Well the temperatures have certainly soared this last little while and as I write this it is 33C outside. The Alberta Mountain Horses (wild) do feel the heat and seek many avenues in order to escape it and the constant nuisance of the swarming insects. One method some of the horses use is to find a muddy body of water and they then roll and splash in it to give themselves a protective coat of mud.
Another unique behaviour of the horses this time of year is that several herds gather together in close proximity. This is usually in the areas that over the years they have found offer them the most effective relief. This year we have counted one group of over 70 horses and the other of 50. The interaction between the stallions and the herds is fairly friendly with only minor conflicts between the herd stallions.
Included in the gatherings are usually a number of young bachelor studs. Usually they hang out together but on occasion an up and coming stallion will try his hand at taking on a mature herd stallion. Here a young boy who just finished his refreshing mud bath, is challenging another. Almost all these altercations are just show and bluff with no injuries being sustained.
Do you wonder where all the horses are? In the recent heat wave and in fact every summer, the horses will retreat into the timber for the obvious reasons. The areas they choose are usually more open which offers clear site lines, the ability of the breezes to blow through, and yet plenty of shade. Here they will stand head to tail for most of the day expanding very little energy in the heat.
If the winds are up the horses will find very exposed areas like hilltops and roadways where the insects tend not to be as bad.
This mature stallion has taken advantage of a mud bath and now the open meadow to stand close to his mare and foal.
The heat and the bugs can be extremely hard of the young ones who do not yet have the long tails to swish away the bugs. They then crowd around mom to seek relief.
In this area we have been fortunate to have a fair number of thunder and rain storms roll through the foothills. This mare with unique facial markings enjoys the cooling effect of the rain. These storms have also kept the grass green and lush through the Alberta Mountain Horse range.
In a remote valley we found this stunning stallion all alone with no there horses that we could see within miles of him. He so typifies the rugged beauty and uniqueness of our horses. He was so unafraid and sure of himself that we could get close-up pictures.

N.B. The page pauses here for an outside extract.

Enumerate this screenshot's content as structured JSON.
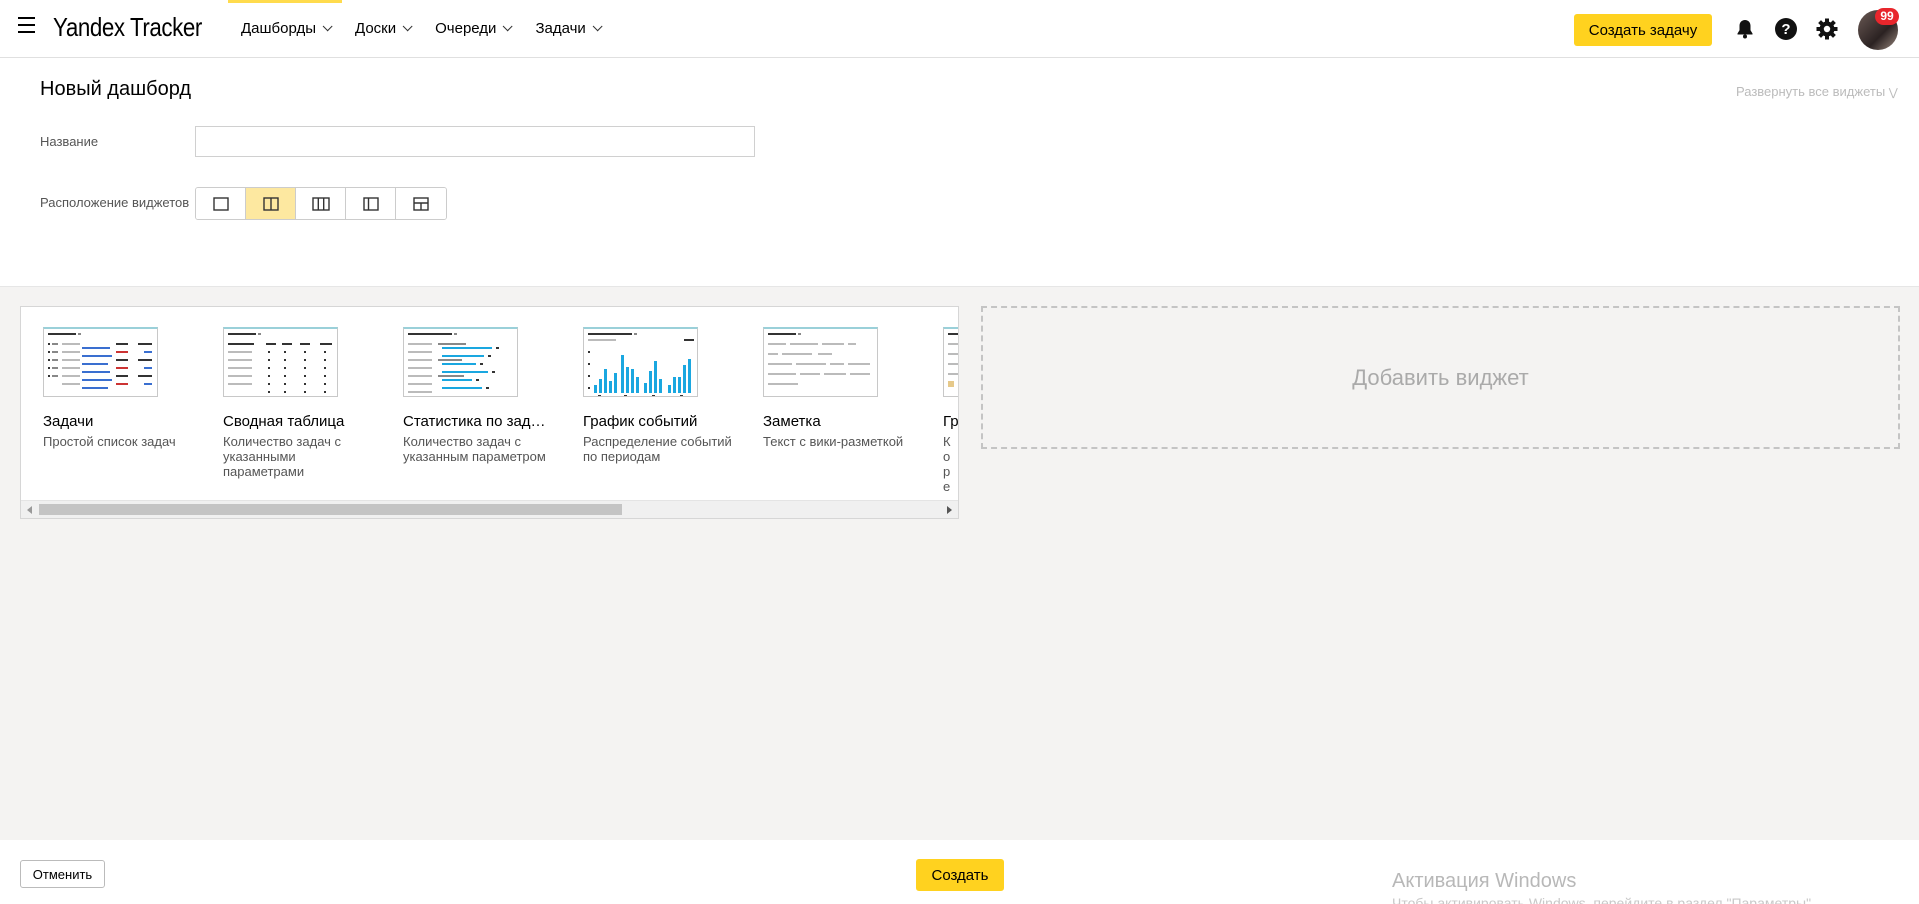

So if you are out in the forest looking for horses, it is best in the early morning or at dusk to find them. Soon though when the weather starts to cool again, they will tend to spread out and become a little bit easier to find in your travels.
Invitation to WHOAS rescue site volunteers

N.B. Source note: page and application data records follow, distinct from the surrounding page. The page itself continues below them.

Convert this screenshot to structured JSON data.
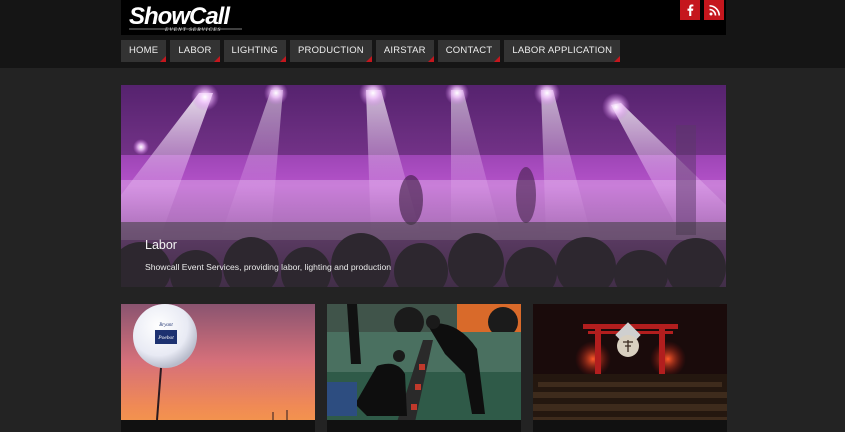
{
  "brand": {
    "logo_text": "ShowCall",
    "logo_tagline": "EVENT SERVICES",
    "accent_color": "#c5161d"
  },
  "social": {
    "facebook_icon": "facebook-icon",
    "rss_icon": "rss-icon"
  },
  "nav": {
    "items": [
      {
        "label": "HOME"
      },
      {
        "label": "LABOR"
      },
      {
        "label": "LIGHTING"
      },
      {
        "label": "PRODUCTION"
      },
      {
        "label": "AIRSTAR"
      },
      {
        "label": "CONTACT"
      },
      {
        "label": "LABOR APPLICATION"
      }
    ]
  },
  "hero": {
    "title": "Labor",
    "subtitle": "Showcall Event Services, providing labor, lighting and production"
  },
  "thumbnails": [
    {
      "balloon_text": "Bryant Poebot"
    },
    {},
    {}
  ]
}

On Sunday, September 20, WHOAS is hosting a volunteer appreciation event. It will be held at our facility from 11 a.m. to 3 p.m. So for all of you who came out to help the horses that we rescued, we welcome you to attend. Please send an email to WHOASalberta@gmail.com to let us know if you can come. That way we can plan enough food for all.
2 thoughts on “August Update”
So good to see you write this.
Through your stories are the only way now that I can see how the wild horses are doing.
I don’t get out much any more.
Hello, and thank you for all you do for these magnificent creatures. My daughter Skye is passionate about horses, and about the preservation and care of wild horses. She has been asking if we can try to see them and I don’t have a clue where to start. Is there an area you can recommend? A time of year? A time of day? Thanks for helping to make a 10 year old girl’s dream come true!